Treatments for lupus
Treating lupus often involves a combination of managing symptoms and keeping flare-ups at bay.
Because there is no cure for lupus, most treatments involve the use of medications that lower the immune system’s activity. Drugs can also prevent organ damage, reduce fatigue and pain, and treat other medical conditions made worse by lupus (Fava, 2019).
Your healthcare provider will determine which therapies are best depending on your symptoms and how advanced the condition is. It’s common for people with lupus to be on medications that affect the way the immune system works like immunomodulators or immunosuppressants.
Common drugs used to treat lupus include hydroxychloroquine and chloroquine. When taken regularly, hydroxychloroquine helps reduce lupus symptoms, the frequency of flare-ups, and organ damage (Ruiz-Irastorza, 2010).
Other medications sometimes needed to get symptoms under control include corticosteroids (like prednisone) or immunosuppressants like azathioprine and methotrexate. There’s no one-size-fits-all for lupus therapy, and the combination of drugs people need often changes over time.
Individuals with lupus may also need to take vitamin D supplements as deficiencies are common. Vitamin D has the added benefit of boosting the immune system. Outside of medication and supplements, one of the most helpful things you can do is avoid triggers. Triggers are things that can cause a lupus flare-up and may vary on an individual basis (Fava, 2019).

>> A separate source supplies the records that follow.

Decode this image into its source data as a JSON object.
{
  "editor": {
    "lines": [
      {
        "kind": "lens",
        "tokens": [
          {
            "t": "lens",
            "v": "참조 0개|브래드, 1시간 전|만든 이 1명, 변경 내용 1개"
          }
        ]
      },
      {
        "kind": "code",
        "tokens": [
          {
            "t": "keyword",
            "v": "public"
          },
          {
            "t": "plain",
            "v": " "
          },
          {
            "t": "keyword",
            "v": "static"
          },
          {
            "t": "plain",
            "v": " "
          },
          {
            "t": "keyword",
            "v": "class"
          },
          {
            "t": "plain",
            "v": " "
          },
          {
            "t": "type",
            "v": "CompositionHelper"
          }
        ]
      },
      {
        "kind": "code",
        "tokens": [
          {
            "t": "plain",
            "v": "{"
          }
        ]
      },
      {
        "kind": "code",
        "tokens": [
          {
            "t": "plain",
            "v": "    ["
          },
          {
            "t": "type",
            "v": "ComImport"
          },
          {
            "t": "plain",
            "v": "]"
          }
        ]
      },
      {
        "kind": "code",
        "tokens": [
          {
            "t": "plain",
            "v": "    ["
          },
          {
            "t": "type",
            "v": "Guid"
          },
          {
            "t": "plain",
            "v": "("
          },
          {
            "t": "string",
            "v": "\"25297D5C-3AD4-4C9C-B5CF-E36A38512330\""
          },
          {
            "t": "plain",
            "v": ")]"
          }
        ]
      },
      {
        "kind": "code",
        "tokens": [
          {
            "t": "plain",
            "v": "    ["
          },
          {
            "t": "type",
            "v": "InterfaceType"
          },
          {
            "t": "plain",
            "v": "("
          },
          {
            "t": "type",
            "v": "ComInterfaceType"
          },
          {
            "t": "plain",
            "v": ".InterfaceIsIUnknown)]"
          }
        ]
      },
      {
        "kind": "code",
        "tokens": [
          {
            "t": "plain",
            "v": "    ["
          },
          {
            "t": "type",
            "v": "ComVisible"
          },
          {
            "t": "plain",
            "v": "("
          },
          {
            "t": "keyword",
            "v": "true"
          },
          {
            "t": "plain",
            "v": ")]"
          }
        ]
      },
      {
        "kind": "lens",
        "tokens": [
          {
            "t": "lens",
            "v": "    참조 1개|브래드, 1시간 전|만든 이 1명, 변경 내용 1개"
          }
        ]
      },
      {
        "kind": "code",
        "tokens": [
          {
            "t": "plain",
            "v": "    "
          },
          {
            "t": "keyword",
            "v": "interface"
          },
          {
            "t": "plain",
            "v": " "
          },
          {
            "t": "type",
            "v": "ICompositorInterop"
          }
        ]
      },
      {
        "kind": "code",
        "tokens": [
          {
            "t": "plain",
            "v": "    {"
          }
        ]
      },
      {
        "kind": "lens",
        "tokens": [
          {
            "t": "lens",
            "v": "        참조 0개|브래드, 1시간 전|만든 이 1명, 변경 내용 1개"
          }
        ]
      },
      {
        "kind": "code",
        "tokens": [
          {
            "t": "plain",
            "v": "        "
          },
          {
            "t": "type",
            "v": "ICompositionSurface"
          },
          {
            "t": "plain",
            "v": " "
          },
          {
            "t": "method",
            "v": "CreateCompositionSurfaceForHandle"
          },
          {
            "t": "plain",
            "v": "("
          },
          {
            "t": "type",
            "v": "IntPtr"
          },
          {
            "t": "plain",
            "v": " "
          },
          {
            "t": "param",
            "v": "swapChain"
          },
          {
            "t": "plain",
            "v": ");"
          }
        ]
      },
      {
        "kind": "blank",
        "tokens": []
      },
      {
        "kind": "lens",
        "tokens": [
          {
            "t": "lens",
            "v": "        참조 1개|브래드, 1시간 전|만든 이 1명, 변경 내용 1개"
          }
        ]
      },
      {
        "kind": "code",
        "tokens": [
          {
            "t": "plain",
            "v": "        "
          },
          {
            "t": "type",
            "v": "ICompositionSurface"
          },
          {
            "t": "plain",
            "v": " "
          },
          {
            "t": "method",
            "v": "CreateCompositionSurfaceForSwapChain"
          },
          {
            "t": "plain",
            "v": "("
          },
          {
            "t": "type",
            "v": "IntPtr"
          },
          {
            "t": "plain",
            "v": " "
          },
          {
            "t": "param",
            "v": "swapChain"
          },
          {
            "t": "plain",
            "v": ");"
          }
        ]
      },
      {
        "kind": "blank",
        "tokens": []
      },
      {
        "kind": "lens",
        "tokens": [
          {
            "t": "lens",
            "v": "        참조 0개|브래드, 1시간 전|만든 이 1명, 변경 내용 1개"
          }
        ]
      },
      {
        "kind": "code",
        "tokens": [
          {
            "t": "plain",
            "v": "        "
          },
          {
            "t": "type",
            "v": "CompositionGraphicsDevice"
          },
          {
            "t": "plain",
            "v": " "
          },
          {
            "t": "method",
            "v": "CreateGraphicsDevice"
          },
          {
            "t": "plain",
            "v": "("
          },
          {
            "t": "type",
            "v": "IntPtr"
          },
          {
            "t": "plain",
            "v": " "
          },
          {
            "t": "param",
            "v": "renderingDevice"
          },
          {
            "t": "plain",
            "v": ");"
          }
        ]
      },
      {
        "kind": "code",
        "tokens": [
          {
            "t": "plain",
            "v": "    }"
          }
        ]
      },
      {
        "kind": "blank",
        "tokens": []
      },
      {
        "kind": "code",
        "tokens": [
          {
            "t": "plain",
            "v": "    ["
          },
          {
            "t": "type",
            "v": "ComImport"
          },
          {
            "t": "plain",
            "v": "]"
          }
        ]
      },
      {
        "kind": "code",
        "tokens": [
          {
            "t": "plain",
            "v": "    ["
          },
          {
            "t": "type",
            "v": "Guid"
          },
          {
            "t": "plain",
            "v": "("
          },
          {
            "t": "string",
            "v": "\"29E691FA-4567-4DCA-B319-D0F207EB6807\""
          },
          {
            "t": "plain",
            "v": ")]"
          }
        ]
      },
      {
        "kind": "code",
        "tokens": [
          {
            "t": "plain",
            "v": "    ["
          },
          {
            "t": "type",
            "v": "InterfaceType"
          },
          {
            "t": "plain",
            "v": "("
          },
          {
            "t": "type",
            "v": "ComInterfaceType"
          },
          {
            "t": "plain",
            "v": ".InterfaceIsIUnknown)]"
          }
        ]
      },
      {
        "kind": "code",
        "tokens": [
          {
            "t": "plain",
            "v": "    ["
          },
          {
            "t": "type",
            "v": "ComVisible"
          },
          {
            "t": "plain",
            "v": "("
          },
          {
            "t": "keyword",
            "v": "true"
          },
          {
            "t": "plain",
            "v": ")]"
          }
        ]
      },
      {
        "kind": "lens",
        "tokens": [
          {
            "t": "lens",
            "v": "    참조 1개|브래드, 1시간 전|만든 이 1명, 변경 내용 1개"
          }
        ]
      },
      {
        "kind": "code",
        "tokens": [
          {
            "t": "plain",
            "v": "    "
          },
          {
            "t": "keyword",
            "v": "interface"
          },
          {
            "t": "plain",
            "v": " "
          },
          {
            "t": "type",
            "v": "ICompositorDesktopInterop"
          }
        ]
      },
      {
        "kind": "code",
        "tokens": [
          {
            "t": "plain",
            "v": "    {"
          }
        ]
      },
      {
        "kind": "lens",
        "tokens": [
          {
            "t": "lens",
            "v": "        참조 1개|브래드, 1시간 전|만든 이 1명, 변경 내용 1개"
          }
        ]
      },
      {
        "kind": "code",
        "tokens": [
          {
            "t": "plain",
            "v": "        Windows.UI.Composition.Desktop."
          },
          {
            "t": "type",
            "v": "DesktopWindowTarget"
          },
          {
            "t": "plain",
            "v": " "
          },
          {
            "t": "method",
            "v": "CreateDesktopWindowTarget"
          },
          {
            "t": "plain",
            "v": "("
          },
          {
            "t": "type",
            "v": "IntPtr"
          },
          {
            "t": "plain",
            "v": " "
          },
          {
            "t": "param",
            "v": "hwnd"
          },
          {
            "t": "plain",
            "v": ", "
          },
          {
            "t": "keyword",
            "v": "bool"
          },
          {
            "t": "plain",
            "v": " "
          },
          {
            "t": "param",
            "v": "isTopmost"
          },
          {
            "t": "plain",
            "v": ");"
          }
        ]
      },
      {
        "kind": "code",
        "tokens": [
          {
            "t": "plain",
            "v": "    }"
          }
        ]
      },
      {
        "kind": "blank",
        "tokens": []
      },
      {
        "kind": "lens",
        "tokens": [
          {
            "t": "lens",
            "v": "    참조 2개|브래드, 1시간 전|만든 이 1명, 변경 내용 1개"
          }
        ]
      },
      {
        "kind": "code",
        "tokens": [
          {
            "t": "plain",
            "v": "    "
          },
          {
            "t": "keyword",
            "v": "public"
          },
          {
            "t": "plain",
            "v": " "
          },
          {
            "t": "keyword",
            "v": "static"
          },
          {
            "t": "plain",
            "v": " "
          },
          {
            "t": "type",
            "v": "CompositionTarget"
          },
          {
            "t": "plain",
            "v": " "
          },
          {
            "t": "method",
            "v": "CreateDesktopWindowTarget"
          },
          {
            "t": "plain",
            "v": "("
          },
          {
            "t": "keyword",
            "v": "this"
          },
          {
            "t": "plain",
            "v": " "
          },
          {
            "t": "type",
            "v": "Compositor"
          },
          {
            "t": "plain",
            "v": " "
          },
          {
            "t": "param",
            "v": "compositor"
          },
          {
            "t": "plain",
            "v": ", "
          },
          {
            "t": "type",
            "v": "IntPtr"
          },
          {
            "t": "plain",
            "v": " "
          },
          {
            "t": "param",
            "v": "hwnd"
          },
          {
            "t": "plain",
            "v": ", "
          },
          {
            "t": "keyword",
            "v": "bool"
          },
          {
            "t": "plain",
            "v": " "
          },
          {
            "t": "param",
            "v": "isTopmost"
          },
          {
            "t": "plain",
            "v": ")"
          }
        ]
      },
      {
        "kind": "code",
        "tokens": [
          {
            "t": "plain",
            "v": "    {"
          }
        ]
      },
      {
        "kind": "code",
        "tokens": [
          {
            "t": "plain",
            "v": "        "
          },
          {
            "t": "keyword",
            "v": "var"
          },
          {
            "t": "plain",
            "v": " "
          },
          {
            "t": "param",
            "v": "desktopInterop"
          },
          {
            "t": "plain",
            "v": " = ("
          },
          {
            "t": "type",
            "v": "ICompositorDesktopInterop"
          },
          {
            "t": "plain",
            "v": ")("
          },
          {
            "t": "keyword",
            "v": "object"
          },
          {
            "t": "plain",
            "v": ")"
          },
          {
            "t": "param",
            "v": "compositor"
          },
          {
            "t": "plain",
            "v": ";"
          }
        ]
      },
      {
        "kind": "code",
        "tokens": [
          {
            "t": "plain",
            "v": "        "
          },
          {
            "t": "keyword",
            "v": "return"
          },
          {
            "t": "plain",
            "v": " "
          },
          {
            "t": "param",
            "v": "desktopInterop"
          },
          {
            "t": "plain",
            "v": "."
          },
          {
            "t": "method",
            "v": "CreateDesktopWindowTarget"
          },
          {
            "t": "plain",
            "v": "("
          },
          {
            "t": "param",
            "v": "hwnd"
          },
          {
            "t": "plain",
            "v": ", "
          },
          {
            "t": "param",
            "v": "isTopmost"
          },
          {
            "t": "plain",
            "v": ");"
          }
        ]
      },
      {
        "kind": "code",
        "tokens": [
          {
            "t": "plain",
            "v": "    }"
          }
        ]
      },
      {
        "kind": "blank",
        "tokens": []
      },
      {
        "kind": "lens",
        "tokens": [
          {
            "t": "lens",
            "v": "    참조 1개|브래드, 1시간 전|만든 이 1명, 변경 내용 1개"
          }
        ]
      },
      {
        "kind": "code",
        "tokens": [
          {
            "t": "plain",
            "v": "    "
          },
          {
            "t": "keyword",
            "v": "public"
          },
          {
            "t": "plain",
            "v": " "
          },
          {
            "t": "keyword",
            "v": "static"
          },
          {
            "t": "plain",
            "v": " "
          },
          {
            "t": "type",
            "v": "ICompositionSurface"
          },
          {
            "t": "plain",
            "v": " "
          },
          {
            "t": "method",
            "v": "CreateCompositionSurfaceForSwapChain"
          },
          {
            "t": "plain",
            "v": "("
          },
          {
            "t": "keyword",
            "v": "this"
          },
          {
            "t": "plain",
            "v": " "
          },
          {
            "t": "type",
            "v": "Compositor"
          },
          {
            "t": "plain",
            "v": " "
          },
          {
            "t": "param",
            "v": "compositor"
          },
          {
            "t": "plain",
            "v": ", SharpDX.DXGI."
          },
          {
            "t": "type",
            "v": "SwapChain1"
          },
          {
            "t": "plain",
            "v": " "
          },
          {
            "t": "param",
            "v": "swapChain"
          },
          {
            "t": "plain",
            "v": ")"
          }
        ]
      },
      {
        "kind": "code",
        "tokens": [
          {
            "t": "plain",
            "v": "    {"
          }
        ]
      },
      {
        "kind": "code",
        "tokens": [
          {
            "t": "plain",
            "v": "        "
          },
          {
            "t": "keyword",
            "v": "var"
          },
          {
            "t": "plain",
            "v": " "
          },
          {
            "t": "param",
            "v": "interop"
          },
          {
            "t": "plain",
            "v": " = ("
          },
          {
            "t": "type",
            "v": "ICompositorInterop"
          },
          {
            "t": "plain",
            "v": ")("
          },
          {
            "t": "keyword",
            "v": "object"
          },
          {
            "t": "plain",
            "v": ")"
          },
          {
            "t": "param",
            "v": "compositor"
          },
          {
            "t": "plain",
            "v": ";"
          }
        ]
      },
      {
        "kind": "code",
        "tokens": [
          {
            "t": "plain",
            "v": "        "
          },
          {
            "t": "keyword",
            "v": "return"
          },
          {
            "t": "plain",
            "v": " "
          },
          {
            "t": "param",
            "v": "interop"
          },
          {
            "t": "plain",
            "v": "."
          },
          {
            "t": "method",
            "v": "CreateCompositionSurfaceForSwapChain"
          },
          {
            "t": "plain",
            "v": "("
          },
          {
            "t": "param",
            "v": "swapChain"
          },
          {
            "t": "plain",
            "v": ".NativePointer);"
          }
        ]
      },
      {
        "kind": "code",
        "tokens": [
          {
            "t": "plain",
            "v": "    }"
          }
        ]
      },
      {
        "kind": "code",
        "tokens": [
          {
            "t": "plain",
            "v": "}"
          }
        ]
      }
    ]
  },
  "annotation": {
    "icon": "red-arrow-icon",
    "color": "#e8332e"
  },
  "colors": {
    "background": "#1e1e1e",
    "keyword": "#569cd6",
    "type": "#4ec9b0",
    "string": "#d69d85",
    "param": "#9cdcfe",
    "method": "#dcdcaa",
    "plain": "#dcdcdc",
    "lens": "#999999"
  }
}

Common triggers include smoking, stress, and exposure to substances like mercury, silica, and echinacea. Sun exposure is another trigger. You can avoid sun exposure by wearing protective clothing and sunscreen when spending time outside (Fava, 2019; Wallace, 2022).
- Eastham, A. B. & Vleugels, R. A. (2014). Cutaneous Lupus Erythematosus. Journal of the American Medical Association Dermatology, 150(3), 344. Retrieved from https://jamanetwork.com/journals/jamadermatology/fullarticle/1843885
- Fava, A. & Petri, M. (2019). Systemic Lupus Erythematosus: Diagnosis and Clinical Management. Journal of Autoimmunity, 96, 1–13. Retrieved from https://www.ncbi.nlm.nih.gov/pmc/articles/PMC6310637/
- Hochberg, M. C. (1997). Updating the American College of Rheumatology revised criteria for the classification of systemic lupus erythematosus (letter). Arthritis & Rheumatology, 40, 1725. Retrieved from https://www.rheumatology.org/portals/0/files/1997%20update%20of%201982%20revised.pdf
- Jung, J. & Suh, C. (2017). Infection in systemic lupus erythematosus, similarities, and differences with lupus flare. The Korean Journal of Internal Medicine, 32(3), 429-438. doi:10.3904/kjim.2016.234. Retrieved from https://www.ncbi.nlm.nih.gov/pmc/articles/PMC5432804/
- Nosal, R. S., Superville, S. S. & Varacallo, M. (2021). Biochemistry, Antinuclear Antibodies (ANA). StatPearls. Retrieved from https://www.ncbi.nlm.nih.gov/books/NBK537071/
- Ruiz-Irastorza, G., Ramos-Casals, M., Brito-Zeron, P., & Khamashta, M. A. (2010). Clinical efficacy and side effects of antimalarials in systemic lupus erythematosus: a systematic review. Annals of the Rheumatic Diseases, 69(1), 20-28. Retrieved from https://pubmed.ncbi.nlm.nih.gov/19103632/
- Wallace, D. J. & Gladman, D. D. (2022). Clinical manifestations and diagnosis of systemic lupus erythematosus in adults. UpToDate. Retrieved from https://www.uptodate.com/contents/clinical-manifestations-and-diagnosis-of-systemic-lupus-erythematosus-in-adults